▶ _Problem description_
Report every line below that carries the word "Plastic".

___ Input data

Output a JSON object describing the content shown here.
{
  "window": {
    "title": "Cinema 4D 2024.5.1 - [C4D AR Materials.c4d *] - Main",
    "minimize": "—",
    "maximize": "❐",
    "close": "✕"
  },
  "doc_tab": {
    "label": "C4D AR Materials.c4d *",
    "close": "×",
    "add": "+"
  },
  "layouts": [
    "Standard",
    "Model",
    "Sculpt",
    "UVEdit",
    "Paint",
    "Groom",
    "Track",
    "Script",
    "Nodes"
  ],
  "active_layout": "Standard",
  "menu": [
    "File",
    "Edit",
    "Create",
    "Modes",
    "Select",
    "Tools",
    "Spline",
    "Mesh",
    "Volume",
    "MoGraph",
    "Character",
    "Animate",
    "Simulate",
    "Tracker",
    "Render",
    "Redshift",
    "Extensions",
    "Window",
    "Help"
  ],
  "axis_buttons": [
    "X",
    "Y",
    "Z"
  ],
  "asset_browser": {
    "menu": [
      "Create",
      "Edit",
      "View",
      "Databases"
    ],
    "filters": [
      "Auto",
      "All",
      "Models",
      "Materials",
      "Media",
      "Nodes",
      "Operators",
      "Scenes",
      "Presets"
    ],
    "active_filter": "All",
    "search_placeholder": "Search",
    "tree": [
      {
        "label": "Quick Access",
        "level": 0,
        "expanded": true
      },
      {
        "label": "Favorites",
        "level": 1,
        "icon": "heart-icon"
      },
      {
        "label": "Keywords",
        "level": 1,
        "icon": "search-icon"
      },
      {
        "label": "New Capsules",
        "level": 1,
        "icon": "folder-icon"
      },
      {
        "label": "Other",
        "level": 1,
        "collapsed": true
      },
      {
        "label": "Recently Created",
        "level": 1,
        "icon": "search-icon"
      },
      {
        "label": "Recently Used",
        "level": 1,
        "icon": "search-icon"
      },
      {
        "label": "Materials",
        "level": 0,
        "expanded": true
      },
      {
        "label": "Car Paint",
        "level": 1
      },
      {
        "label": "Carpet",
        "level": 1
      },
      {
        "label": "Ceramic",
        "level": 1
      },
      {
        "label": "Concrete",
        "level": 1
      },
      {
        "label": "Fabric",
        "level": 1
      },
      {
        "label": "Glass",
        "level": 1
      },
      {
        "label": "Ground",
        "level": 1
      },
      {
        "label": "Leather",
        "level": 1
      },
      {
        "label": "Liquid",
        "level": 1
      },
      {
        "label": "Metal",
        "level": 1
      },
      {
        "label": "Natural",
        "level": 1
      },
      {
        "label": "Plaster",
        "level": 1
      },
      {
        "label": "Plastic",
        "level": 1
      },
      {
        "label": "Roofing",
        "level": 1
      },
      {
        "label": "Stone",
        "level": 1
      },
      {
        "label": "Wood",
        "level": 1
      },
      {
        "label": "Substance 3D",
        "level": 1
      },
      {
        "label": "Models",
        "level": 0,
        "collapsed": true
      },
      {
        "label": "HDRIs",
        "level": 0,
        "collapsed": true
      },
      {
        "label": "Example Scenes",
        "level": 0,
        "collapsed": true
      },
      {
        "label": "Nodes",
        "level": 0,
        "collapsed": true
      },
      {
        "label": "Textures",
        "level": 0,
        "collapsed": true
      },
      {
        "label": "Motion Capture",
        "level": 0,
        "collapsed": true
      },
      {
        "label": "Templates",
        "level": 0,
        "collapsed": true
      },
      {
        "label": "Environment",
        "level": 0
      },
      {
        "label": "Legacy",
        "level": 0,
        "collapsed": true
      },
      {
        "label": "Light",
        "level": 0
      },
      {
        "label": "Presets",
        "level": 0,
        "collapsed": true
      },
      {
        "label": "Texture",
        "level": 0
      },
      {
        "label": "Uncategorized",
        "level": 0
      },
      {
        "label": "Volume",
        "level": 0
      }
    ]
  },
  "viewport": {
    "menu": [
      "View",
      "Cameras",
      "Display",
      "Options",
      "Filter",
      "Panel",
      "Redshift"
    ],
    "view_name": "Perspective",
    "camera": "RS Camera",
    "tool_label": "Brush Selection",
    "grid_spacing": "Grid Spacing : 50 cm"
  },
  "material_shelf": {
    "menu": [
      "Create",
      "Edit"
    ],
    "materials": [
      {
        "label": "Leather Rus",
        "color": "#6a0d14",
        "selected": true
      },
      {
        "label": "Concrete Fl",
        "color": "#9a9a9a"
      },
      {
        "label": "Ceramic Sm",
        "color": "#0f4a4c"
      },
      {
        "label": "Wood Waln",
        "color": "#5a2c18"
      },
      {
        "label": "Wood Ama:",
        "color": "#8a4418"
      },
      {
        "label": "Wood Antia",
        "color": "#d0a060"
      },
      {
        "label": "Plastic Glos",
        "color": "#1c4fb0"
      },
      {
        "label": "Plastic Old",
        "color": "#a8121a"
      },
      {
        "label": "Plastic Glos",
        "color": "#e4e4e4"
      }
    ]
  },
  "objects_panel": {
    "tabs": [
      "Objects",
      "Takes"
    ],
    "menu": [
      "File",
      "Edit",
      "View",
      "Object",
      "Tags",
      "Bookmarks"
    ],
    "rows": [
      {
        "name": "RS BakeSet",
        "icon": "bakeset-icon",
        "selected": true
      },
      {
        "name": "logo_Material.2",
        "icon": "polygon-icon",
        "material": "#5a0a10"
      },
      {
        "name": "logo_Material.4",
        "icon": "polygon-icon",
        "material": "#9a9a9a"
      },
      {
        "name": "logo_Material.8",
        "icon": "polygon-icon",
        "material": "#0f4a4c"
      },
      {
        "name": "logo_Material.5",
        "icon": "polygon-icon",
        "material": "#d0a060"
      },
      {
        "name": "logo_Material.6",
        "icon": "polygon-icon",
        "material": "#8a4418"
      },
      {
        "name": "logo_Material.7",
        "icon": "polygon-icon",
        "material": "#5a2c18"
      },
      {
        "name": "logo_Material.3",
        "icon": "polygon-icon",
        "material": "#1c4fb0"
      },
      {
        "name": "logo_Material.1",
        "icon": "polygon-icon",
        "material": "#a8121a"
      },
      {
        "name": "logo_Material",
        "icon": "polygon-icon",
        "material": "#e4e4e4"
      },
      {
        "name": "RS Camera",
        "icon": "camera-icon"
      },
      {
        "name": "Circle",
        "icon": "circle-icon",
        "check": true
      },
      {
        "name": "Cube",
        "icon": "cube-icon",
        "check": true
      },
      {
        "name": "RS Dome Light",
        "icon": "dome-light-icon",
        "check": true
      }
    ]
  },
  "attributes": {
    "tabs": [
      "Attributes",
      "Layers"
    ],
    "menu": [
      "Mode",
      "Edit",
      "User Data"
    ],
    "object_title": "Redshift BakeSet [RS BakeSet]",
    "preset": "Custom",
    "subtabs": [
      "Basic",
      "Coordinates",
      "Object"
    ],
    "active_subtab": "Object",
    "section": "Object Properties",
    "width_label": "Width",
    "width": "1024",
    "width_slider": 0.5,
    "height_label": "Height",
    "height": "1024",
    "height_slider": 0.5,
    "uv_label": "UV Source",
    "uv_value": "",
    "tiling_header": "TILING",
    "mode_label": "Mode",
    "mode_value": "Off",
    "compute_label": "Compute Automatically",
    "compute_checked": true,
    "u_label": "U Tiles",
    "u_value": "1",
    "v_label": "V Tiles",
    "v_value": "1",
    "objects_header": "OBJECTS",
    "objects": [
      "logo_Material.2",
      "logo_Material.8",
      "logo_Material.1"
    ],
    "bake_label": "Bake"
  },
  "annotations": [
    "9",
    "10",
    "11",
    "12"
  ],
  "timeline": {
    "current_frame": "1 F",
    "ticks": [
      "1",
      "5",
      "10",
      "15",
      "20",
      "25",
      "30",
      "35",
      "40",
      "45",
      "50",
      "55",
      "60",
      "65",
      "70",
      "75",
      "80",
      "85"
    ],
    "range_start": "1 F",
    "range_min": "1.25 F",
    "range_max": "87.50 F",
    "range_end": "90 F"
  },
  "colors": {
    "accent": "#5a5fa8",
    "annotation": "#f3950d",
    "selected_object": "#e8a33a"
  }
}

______

▶ _Solved exercise_
        "label": "Plastic",
        "label": "Plastic Glos",
        "label": "Plastic Old",
        "label": "Plastic Glos",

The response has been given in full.